*Task*: Check every line of the data for the word "icon", and copy those that have it.

*Information supplied*:
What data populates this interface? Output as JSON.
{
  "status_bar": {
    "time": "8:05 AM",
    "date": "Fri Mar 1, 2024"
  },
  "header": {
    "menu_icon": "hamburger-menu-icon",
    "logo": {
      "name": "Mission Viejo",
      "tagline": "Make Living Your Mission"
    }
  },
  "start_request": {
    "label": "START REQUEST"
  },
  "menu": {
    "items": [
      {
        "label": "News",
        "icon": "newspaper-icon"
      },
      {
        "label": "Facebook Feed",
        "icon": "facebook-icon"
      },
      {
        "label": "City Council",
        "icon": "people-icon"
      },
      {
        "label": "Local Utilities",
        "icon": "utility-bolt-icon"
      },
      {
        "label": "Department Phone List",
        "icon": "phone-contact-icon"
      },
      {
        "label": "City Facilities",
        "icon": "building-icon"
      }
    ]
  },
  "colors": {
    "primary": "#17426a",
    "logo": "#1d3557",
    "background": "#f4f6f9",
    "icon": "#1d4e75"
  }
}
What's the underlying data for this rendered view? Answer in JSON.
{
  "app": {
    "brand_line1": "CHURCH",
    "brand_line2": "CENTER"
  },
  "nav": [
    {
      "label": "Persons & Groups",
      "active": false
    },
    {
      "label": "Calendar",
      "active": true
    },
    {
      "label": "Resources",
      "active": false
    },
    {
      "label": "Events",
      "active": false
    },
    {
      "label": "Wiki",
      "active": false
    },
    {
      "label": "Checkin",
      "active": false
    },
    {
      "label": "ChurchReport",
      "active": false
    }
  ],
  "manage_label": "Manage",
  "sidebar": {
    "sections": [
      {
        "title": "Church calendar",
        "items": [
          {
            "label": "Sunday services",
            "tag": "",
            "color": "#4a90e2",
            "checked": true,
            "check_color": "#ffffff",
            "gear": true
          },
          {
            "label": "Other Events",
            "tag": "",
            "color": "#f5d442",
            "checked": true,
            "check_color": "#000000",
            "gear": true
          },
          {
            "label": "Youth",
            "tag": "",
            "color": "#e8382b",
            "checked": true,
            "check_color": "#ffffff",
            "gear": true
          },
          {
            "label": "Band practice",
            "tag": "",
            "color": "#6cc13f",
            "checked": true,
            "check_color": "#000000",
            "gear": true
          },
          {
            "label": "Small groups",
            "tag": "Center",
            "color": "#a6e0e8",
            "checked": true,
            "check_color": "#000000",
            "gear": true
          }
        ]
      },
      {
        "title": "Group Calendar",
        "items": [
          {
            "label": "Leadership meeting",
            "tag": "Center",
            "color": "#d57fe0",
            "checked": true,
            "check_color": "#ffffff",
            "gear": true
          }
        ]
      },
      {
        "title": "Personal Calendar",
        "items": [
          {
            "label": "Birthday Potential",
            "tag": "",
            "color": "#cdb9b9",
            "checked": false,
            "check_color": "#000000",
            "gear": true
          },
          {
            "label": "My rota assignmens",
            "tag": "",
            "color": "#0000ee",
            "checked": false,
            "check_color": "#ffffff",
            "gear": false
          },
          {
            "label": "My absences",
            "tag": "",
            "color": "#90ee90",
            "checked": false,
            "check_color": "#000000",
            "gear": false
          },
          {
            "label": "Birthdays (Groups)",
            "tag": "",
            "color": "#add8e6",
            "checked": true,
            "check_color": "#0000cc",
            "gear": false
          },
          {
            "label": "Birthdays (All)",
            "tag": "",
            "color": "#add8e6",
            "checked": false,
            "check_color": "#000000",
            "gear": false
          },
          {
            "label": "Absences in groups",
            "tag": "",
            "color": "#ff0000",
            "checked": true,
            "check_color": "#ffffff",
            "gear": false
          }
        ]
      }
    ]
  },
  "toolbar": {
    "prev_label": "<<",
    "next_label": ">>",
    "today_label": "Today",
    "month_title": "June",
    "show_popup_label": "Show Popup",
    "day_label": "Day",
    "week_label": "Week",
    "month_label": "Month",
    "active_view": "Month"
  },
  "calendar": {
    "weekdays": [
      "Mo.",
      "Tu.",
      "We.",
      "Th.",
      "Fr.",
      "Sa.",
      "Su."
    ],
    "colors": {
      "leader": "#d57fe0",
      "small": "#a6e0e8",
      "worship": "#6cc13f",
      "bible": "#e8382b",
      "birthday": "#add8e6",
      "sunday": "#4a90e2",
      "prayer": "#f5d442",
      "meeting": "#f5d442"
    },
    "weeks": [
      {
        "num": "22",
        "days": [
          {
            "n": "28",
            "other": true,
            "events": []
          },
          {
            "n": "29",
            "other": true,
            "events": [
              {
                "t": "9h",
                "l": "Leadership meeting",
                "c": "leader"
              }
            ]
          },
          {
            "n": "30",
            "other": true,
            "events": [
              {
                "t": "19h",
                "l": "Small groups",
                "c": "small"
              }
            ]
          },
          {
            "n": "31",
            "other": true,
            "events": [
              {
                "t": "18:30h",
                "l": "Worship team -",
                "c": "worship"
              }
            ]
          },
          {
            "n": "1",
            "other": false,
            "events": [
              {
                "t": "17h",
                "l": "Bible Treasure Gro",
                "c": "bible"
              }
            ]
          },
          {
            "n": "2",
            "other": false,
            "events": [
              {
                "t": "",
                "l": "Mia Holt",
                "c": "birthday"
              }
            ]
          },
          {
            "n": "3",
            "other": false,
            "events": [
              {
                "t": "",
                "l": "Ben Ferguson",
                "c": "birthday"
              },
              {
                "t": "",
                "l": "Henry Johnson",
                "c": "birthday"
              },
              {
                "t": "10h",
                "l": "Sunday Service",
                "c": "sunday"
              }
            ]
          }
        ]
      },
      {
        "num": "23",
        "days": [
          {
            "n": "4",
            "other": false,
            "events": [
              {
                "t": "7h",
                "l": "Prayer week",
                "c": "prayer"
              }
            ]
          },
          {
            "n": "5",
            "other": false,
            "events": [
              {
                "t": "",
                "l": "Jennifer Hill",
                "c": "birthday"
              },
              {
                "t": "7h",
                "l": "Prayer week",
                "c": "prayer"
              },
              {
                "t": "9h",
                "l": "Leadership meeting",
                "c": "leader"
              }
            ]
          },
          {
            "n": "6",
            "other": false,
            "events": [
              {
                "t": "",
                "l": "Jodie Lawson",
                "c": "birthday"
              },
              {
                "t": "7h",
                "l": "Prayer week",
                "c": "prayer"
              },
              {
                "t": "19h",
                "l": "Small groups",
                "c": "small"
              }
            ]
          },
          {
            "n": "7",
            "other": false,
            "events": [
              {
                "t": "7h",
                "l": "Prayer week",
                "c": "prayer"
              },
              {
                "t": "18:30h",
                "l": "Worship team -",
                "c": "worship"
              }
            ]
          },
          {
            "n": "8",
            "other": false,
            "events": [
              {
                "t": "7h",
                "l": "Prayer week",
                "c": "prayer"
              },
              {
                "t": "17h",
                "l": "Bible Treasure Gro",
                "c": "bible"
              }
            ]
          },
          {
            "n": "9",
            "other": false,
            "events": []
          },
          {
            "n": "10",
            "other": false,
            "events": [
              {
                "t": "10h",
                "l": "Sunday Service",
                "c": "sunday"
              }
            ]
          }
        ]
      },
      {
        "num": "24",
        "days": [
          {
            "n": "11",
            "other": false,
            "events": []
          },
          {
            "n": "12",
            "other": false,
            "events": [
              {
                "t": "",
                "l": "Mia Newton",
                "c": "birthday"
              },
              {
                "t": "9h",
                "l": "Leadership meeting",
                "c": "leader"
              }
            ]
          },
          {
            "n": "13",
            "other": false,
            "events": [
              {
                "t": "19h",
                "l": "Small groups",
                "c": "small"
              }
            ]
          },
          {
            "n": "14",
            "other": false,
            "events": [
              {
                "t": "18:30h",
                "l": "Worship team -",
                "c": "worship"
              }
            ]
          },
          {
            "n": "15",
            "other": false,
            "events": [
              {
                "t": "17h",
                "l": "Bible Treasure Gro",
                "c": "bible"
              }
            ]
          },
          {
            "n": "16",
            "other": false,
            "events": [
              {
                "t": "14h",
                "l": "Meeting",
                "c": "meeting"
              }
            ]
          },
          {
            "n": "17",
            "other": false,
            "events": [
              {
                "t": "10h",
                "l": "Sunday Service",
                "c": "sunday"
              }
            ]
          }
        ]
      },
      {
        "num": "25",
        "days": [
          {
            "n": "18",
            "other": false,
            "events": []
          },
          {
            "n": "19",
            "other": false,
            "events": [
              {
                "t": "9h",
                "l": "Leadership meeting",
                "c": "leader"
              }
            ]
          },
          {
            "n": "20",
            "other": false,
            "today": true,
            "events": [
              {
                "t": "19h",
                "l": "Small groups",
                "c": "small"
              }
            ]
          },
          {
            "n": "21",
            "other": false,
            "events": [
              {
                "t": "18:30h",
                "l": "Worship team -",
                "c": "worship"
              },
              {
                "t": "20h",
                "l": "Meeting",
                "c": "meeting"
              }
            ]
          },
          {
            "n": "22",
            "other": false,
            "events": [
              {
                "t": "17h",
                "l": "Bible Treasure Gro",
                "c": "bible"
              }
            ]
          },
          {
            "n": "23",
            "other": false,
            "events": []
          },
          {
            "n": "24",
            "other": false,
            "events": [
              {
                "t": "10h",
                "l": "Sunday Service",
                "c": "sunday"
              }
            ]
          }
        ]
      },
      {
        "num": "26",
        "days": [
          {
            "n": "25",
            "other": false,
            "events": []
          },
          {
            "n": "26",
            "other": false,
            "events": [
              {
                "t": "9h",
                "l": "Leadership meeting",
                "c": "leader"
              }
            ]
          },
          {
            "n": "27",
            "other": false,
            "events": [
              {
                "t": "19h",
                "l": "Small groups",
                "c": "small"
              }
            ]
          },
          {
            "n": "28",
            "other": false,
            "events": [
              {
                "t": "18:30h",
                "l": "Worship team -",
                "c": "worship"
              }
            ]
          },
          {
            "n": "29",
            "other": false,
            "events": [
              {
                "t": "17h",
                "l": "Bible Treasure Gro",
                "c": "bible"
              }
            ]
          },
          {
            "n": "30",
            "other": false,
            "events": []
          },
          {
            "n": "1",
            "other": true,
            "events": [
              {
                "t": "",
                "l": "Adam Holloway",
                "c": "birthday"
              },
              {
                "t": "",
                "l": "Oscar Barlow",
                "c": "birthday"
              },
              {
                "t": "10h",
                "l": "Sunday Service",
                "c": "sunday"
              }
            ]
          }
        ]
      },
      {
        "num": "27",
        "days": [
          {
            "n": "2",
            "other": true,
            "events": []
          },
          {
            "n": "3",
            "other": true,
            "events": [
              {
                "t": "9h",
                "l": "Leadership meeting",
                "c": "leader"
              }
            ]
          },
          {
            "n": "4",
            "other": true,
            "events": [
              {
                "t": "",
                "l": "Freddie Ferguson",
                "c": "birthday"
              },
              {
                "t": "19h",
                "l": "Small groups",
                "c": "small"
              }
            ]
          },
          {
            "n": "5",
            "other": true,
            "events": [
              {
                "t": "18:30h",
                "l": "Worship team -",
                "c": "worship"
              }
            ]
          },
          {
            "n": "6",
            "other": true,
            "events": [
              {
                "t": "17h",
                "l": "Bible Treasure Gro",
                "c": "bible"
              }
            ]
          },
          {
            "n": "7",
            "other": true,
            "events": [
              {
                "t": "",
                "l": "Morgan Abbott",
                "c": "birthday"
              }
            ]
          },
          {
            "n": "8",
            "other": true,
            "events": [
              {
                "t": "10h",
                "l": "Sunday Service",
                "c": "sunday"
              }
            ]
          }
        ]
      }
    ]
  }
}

*Answer below*:
    "menu_icon": "hamburger-menu-icon",
        "icon": "newspaper-icon"
        "icon": "facebook-icon"
        "icon": "people-icon"
        "icon": "utility-bolt-icon"
        "icon": "phone-contact-icon"
        "icon": "building-icon"
    "icon": "#1d4e75"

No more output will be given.